───── DATA EXCERPTS

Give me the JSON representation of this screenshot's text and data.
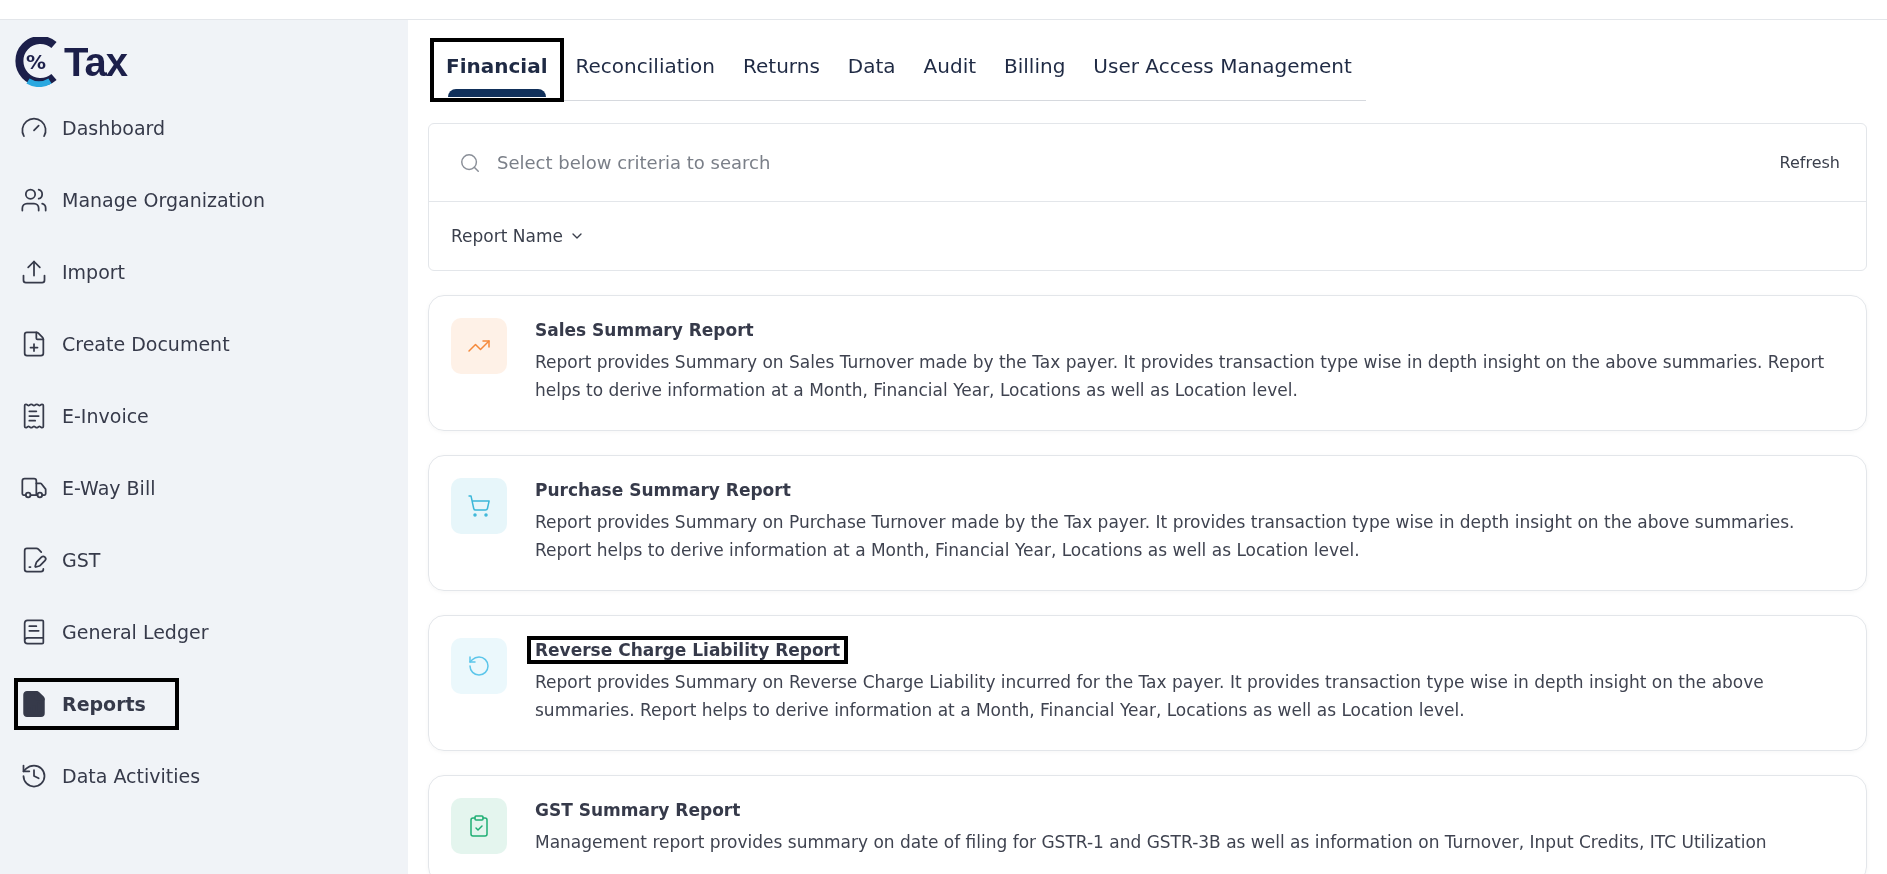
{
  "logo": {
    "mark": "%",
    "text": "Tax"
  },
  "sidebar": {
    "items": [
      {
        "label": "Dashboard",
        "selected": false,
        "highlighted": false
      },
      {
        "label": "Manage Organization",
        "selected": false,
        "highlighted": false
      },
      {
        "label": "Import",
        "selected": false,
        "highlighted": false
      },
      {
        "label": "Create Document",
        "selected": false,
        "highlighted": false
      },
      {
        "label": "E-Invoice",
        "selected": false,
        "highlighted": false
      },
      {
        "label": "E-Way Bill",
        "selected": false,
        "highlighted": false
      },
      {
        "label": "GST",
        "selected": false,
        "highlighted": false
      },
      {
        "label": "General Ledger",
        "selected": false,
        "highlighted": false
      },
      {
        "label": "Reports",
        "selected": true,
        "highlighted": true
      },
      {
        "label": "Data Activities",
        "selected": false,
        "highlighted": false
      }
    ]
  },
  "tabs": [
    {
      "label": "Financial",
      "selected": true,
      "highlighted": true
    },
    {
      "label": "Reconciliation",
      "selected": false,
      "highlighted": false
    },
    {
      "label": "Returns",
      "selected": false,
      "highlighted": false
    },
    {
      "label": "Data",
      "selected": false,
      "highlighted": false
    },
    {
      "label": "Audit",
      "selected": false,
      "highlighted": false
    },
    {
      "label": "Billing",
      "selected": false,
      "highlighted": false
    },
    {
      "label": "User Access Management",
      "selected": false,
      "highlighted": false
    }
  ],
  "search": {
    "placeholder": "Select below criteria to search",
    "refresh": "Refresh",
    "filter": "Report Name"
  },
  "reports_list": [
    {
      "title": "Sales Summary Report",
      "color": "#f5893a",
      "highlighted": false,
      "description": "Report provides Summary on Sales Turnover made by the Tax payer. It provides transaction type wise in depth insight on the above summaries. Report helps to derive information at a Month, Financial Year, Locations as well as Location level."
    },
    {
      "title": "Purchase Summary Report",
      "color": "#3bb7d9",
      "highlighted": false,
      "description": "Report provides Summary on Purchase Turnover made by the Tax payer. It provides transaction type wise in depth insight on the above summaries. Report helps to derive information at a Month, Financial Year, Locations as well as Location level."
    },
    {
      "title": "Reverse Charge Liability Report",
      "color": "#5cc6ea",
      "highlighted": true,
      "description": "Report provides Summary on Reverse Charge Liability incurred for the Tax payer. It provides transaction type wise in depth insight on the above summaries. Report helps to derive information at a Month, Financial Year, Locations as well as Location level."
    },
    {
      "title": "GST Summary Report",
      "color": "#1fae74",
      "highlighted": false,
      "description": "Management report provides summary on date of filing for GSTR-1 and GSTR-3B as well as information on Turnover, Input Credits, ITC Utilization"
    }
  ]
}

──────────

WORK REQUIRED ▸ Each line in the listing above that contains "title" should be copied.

ANSWER TO THE PROBLEM ▸
      "title": "Sales Summary Report",
      "title": "Purchase Summary Report",
      "title": "Reverse Charge Liability Report",
      "title": "GST Summary Report",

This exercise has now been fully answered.